In contrast, the sun produces UV radiation naturally, which implies that ultraviolet is nature’s way of purifying, and so no hazardous by-products are formed when utilized to disinfect medical equipment. Thus, when evaluating the environmental effect of disinfection methods, UV light seems to be less harmful to the environment than incineration, autoclaves, and microwave technologies.


The insights highlighted in this article are remarkable in that they show the unsustainability of currently used disinfection techniques like incineration, autoclaves, and microwave technology. Thus, the article suggests that UV light is an environmental-friendly alternative to disinfecting medical equipment, potentially replacing the ecologically hazardous approaches that are currently in use and limiting the hazard of medical waste.


Maclean, M., McKenzie, K., Anderson, J. G., Gettinby, G., & MacGregor, S. J. (2014). 405 nm light technology for the inactivation of pathogens and its potential role for environmental disinfection and infection control. Journal of Hospital Infection, 88(1), 1-11.

Ramos, C. C. R., Roque, J. L. A., Sarmiento, D. B., Suarez, L. E. G., Sunio, J. T. P., Tabungar, K. I. B., … & Hilario, A. L. (2020). Use of ultraviolet-C in environmental sterilization in hospitals: A systematic review on efficacy and safety. International Journal of Health Sciences, 14(6), 52.

United Nations Environment Program and Institute For Global Environmental Strategies, Waste Management during the COVID-19 Pandemic:  From Response to Recovery, 2020, available at

Shuhan He

Shuhan He

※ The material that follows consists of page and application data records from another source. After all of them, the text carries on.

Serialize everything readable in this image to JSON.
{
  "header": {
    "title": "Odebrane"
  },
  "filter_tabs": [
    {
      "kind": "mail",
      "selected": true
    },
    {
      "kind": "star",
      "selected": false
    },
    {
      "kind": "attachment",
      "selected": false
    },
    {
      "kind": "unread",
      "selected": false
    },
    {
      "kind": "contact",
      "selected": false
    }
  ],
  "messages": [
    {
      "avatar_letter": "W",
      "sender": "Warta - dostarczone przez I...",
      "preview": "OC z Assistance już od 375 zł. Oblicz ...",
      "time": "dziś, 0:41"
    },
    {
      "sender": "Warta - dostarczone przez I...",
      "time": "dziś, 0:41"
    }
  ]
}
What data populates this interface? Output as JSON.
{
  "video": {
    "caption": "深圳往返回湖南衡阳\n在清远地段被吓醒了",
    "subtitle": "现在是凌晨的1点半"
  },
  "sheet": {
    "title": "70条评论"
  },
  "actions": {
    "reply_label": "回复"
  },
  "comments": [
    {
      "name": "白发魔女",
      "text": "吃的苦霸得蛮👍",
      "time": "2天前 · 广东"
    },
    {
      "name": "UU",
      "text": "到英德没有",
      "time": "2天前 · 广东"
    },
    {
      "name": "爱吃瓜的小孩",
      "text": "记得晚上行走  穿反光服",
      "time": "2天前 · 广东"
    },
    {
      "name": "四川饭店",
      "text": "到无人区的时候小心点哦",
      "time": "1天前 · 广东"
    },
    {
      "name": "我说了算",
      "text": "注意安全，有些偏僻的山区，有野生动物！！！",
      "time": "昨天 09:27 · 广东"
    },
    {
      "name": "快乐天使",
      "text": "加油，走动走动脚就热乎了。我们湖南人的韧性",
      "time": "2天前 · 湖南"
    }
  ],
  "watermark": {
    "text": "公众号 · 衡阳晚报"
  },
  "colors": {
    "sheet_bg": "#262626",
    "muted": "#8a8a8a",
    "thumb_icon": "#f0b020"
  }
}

Shuhan He, MD is an emergency medicine physician and faculty member of Harvard Medical School and in the Lab of Computer Science at Massachusetts General Hospital.